● Task item
What lines of the data below hold "room"? Show them.

● Material for this task
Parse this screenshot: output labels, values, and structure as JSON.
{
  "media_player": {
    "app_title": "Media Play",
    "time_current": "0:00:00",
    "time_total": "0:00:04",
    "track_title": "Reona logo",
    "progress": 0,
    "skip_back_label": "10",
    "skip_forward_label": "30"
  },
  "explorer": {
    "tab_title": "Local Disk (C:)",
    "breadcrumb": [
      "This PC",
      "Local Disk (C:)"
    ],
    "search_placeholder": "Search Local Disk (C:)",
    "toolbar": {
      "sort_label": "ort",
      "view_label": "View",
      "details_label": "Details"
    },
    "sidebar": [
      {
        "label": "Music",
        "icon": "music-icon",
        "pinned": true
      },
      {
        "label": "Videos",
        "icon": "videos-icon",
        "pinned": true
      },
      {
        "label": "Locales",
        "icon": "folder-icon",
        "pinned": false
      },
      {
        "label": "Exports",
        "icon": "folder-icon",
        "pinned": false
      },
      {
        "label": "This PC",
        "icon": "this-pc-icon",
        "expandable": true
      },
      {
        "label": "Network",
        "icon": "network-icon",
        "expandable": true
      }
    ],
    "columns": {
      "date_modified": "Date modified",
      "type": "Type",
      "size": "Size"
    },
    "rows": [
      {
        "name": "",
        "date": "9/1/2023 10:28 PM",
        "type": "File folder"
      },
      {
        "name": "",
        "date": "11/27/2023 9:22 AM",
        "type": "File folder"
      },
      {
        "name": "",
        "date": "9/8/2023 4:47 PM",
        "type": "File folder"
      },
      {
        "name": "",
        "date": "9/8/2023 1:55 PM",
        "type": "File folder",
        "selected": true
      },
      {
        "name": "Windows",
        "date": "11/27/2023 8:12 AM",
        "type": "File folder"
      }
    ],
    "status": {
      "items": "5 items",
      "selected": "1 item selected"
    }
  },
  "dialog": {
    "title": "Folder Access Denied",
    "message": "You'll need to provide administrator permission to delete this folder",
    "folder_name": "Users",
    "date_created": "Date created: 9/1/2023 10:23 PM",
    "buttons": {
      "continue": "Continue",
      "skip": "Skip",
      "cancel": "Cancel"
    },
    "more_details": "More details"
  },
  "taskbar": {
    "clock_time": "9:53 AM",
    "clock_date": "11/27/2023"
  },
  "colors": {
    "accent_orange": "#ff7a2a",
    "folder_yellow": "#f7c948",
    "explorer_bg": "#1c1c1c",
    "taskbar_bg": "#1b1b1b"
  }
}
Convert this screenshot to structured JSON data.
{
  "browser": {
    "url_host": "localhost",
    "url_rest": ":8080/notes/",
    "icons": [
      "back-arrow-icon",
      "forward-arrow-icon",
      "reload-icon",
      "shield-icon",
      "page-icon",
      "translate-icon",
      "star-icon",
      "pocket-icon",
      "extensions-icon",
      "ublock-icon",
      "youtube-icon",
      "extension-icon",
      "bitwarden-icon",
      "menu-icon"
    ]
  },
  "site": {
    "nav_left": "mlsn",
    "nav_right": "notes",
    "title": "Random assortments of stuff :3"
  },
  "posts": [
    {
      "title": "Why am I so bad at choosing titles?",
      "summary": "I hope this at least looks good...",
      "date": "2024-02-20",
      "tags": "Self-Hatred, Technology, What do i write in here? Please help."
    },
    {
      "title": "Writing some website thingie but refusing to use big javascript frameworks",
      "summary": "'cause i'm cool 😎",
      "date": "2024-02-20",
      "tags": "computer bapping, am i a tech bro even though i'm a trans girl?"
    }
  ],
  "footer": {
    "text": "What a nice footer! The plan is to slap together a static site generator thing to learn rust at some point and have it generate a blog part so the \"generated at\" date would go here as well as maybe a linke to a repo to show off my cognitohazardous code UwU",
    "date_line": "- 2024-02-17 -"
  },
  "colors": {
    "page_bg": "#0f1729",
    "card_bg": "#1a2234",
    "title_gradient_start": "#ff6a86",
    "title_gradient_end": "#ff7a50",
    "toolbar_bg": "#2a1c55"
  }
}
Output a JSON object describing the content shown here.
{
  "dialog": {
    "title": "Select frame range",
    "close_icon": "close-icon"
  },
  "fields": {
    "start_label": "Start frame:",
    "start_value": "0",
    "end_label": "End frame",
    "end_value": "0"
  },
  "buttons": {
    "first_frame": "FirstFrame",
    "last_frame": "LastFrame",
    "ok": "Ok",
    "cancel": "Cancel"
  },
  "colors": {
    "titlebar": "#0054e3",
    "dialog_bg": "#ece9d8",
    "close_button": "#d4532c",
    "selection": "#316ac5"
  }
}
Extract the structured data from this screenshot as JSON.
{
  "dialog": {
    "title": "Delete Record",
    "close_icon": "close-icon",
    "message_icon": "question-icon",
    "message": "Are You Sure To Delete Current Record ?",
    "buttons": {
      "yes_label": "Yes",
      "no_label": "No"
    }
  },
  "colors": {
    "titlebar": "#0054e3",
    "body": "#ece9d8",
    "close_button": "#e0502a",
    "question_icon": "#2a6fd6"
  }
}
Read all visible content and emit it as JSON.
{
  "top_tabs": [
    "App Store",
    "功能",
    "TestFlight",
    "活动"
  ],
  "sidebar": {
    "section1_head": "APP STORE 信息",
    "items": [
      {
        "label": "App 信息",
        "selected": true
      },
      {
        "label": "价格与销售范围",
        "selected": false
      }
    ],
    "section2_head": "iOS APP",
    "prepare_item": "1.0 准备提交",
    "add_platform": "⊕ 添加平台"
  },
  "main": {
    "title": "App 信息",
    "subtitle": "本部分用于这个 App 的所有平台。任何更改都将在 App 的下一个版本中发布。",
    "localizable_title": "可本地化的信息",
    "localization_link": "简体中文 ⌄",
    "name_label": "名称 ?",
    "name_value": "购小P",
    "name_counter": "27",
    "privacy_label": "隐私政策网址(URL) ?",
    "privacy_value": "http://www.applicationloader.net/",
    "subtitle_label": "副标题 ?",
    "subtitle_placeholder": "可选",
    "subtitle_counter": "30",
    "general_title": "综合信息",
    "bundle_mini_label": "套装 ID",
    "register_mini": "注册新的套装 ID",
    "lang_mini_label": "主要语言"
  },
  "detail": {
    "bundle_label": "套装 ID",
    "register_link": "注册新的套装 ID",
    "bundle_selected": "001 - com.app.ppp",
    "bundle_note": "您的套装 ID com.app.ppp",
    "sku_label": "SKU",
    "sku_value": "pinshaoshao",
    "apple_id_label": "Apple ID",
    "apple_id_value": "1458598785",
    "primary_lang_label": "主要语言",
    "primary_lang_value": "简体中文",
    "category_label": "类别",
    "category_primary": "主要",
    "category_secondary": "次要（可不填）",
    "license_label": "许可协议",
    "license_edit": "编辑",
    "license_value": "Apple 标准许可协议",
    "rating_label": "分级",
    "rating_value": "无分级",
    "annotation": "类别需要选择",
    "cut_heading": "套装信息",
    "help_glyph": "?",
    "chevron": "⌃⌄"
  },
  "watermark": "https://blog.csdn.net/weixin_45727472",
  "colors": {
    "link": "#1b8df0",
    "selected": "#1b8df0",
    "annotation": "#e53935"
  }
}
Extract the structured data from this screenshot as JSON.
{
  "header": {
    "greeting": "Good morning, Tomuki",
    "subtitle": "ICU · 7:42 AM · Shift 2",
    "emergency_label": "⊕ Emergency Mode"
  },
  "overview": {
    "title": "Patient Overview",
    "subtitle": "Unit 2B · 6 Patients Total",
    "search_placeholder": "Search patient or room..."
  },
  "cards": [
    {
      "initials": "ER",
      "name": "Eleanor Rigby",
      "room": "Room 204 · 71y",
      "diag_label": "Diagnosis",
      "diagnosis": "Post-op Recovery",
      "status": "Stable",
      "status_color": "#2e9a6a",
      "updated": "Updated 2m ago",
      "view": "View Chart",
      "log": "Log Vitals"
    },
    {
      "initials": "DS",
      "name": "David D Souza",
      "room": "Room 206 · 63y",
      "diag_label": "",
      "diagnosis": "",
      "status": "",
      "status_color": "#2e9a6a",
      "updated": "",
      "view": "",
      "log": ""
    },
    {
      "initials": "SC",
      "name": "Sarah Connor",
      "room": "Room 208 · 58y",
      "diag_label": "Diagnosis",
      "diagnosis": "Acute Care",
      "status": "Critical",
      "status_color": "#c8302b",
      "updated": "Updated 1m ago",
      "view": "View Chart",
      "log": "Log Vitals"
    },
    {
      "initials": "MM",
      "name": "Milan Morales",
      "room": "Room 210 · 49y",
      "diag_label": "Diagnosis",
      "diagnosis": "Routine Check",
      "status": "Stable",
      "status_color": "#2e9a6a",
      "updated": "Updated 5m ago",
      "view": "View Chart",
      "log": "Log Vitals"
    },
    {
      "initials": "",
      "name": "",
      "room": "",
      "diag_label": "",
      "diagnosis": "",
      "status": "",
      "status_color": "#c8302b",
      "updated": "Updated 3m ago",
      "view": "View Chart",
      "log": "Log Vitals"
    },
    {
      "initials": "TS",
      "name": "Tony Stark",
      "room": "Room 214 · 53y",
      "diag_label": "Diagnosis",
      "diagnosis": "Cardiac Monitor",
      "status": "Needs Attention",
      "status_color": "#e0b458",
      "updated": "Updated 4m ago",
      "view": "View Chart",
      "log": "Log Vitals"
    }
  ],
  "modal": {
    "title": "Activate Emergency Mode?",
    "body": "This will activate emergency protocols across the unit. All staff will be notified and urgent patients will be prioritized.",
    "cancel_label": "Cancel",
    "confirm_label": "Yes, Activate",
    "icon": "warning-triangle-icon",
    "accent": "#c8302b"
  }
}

● Result of the task
    "search_placeholder": "Search patient or room..."
      "room": "Room 204 · 71y",
      "room": "Room 206 · 63y",
      "room": "Room 208 · 58y",
      "room": "Room 210 · 49y",
      "room": "",
      "room": "Room 214 · 53y",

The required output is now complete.